*YOUR GOAL*:
Reproduce the records that follow exactly as they appear.

*INPUT RECORDS*:

· · ·

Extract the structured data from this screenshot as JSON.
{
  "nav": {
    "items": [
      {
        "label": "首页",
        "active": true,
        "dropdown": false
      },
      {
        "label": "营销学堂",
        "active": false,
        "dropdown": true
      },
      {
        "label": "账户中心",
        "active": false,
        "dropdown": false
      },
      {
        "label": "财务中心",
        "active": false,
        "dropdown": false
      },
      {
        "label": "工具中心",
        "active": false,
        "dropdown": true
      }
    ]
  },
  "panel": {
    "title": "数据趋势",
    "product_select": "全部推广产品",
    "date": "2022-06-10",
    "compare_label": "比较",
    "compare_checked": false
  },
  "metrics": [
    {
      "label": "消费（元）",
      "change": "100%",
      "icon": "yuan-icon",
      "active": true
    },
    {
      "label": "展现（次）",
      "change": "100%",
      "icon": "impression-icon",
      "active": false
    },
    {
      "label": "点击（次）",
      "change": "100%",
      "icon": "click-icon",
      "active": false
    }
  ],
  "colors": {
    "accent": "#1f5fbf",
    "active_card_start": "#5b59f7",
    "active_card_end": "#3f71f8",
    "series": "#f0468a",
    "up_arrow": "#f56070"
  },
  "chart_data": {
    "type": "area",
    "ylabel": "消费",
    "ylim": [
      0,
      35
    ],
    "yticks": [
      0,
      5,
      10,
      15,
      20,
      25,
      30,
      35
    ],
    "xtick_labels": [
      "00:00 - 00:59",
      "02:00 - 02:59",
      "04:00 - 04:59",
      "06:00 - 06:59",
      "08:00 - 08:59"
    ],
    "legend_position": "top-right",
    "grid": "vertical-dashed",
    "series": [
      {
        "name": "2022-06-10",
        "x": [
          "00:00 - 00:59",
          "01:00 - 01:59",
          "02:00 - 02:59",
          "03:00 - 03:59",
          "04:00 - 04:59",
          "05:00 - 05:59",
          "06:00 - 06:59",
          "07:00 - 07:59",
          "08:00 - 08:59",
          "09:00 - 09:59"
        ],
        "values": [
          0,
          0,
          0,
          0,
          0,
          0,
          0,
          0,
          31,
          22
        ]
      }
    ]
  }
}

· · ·

*RESPONSE*:
Extract the structured data from this screenshot as JSON.
{
  "nav": {
    "items": [
      {
        "label": "首页",
        "active": true,
        "dropdown": false
      },
      {
        "label": "营销学堂",
        "active": false,
        "dropdown": true
      },
      {
        "label": "账户中心",
        "active": false,
        "dropdown": false
      },
      {
        "label": "财务中心",
        "active": false,
        "dropdown": false
      },
      {
        "label": "工具中心",
        "active": false,
        "dropdown": true
      }
    ]
  },
  "panel": {
    "title": "数据趋势",
    "product_select": "全部推广产品",
    "date": "2022-06-10",
    "compare_label": "比较",
    "compare_checked": false
  },
  "metrics": [
    {
      "label": "消费（元）",
      "change": "100%",
      "icon": "yuan-icon",
      "active": true
    },
    {
      "label": "展现（次）",
      "change": "100%",
      "icon": "impression-icon",
      "active": false
    },
    {
      "label": "点击（次）",
      "change": "100%",
      "icon": "click-icon",
      "active": false
    }
  ],
  "colors": {
    "accent": "#1f5fbf",
    "active_card_start": "#5b59f7",
    "active_card_end": "#3f71f8",
    "series": "#f0468a",
    "up_arrow": "#f56070"
  },
  "chart_data": {
    "type": "area",
    "ylabel": "消费",
    "ylim": [
      0,
      35
    ],
    "yticks": [
      0,
      5,
      10,
      15,
      20,
      25,
      30,
      35
    ],
    "xtick_labels": [
      "00:00 - 00:59",
      "02:00 - 02:59",
      "04:00 - 04:59",
      "06:00 - 06:59",
      "08:00 - 08:59"
    ],
    "legend_position": "top-right",
    "grid": "vertical-dashed",
    "series": [
      {
        "name": "2022-06-10",
        "x": [
          "00:00 - 00:59",
          "01:00 - 01:59",
          "02:00 - 02:59",
          "03:00 - 03:59",
          "04:00 - 04:59",
          "05:00 - 05:59",
          "06:00 - 06:59",
          "07:00 - 07:59",
          "08:00 - 08:59",
          "09:00 - 09:59"
        ],
        "values": [
          0,
          0,
          0,
          0,
          0,
          0,
          0,
          0,
          31,
          22
        ]
      }
    ]
  }
}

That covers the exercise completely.